Start of Records shown

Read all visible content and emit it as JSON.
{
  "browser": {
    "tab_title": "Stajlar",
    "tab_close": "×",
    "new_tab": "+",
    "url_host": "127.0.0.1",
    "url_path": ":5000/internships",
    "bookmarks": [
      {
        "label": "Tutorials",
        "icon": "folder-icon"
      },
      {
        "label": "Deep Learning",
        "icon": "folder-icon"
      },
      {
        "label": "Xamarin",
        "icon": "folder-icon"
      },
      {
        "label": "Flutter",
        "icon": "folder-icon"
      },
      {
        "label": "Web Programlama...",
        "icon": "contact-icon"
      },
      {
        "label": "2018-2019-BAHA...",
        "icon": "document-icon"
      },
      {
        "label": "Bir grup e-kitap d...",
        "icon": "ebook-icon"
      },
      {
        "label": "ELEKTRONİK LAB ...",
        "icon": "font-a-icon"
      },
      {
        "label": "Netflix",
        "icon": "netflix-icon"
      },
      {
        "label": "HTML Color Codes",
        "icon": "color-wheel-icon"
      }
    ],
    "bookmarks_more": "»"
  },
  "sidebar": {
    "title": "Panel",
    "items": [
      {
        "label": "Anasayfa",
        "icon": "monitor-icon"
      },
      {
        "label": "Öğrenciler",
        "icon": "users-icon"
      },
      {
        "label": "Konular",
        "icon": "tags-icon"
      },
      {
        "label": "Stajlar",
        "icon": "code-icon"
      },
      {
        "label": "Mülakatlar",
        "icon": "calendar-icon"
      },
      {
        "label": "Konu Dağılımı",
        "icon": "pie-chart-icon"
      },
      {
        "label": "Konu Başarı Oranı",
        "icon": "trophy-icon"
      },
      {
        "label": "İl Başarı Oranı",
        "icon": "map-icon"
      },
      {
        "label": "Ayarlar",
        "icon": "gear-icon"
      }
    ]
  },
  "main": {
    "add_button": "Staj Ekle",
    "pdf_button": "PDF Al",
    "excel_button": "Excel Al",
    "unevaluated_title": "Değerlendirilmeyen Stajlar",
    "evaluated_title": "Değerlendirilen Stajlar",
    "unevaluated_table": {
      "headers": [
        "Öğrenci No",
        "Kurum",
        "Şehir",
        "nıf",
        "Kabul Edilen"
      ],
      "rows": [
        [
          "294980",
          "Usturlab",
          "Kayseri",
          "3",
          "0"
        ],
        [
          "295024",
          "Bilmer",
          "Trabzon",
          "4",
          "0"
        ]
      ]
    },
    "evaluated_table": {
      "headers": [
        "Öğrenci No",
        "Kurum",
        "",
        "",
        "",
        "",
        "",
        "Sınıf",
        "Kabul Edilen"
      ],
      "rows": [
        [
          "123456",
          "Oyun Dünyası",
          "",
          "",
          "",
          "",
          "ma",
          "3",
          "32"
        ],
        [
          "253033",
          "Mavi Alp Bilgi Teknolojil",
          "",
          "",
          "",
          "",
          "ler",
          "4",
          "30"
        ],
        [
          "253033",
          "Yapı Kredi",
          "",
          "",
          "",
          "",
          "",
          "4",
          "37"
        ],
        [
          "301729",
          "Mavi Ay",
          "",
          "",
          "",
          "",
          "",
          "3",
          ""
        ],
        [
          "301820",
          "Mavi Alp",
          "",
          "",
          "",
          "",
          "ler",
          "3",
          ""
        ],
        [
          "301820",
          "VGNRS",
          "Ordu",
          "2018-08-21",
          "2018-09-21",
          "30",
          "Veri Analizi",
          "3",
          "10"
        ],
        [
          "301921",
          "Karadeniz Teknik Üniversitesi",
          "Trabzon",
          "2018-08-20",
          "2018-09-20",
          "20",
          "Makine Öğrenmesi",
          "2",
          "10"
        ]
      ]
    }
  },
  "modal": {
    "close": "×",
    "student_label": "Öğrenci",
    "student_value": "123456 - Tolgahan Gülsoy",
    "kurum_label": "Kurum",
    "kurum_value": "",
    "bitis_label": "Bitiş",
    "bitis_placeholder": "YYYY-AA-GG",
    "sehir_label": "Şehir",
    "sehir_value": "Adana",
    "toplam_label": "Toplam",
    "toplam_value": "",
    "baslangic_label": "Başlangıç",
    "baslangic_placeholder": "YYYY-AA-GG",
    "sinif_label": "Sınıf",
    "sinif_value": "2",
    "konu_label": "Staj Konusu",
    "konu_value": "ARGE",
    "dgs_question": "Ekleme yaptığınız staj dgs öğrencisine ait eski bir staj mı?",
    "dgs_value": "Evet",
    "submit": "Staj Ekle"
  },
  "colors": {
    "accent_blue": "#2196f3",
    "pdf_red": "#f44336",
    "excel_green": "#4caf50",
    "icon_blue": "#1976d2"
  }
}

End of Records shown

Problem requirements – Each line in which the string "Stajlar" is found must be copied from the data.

Task result –
    "tab_title": "Stajlar",
        "label": "Stajlar",
    "unevaluated_title": "Değerlendirilmeyen Stajlar",
    "evaluated_title": "Değerlendirilen Stajlar",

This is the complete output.